What this task involves:
Everything in the records except the pictures must be copied out exactly.
····················
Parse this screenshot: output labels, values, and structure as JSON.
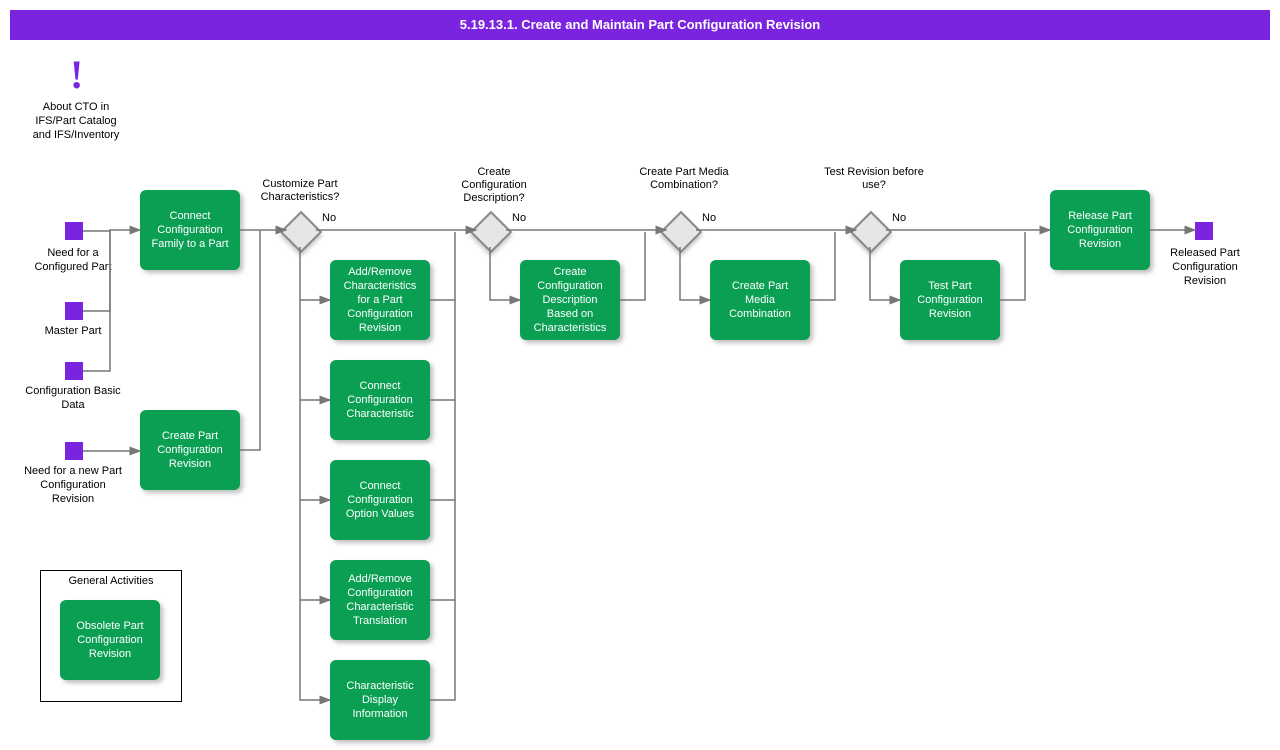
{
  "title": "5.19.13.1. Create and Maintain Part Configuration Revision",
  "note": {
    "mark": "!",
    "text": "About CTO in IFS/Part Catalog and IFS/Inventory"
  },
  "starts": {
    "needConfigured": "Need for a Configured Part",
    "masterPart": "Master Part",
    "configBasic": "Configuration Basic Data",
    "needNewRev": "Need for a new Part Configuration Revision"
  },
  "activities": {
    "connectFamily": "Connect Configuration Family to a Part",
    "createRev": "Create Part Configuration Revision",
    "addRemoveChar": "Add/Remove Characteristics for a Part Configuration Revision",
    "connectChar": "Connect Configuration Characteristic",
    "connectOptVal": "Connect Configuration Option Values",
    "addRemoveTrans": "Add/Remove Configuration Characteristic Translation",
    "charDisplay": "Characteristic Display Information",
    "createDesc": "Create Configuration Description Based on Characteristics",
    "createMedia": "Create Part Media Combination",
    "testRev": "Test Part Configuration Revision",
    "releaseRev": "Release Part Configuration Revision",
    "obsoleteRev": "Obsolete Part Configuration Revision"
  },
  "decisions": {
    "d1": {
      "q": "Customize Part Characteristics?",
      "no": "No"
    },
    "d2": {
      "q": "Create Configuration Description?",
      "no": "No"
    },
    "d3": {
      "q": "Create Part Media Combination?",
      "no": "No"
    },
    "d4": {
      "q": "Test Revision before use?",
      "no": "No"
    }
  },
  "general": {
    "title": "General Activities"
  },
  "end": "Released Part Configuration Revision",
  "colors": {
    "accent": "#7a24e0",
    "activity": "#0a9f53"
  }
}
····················
Output for this exercise:
Parse this screenshot: output labels, values, and structure as JSON.
{
  "title": "5.19.13.1. Create and Maintain Part Configuration Revision",
  "note": {
    "mark": "!",
    "text": "About CTO in IFS/Part Catalog and IFS/Inventory"
  },
  "starts": {
    "needConfigured": "Need for a Configured Part",
    "masterPart": "Master Part",
    "configBasic": "Configuration Basic Data",
    "needNewRev": "Need for a new Part Configuration Revision"
  },
  "activities": {
    "connectFamily": "Connect Configuration Family to a Part",
    "createRev": "Create Part Configuration Revision",
    "addRemoveChar": "Add/Remove Characteristics for a Part Configuration Revision",
    "connectChar": "Connect Configuration Characteristic",
    "connectOptVal": "Connect Configuration Option Values",
    "addRemoveTrans": "Add/Remove Configuration Characteristic Translation",
    "charDisplay": "Characteristic Display Information",
    "createDesc": "Create Configuration Description Based on Characteristics",
    "createMedia": "Create Part Media Combination",
    "testRev": "Test Part Configuration Revision",
    "releaseRev": "Release Part Configuration Revision",
    "obsoleteRev": "Obsolete Part Configuration Revision"
  },
  "decisions": {
    "d1": {
      "q": "Customize Part Characteristics?",
      "no": "No"
    },
    "d2": {
      "q": "Create Configuration Description?",
      "no": "No"
    },
    "d3": {
      "q": "Create Part Media Combination?",
      "no": "No"
    },
    "d4": {
      "q": "Test Revision before use?",
      "no": "No"
    }
  },
  "general": {
    "title": "General Activities"
  },
  "end": "Released Part Configuration Revision",
  "colors": {
    "accent": "#7a24e0",
    "activity": "#0a9f53"
  }
}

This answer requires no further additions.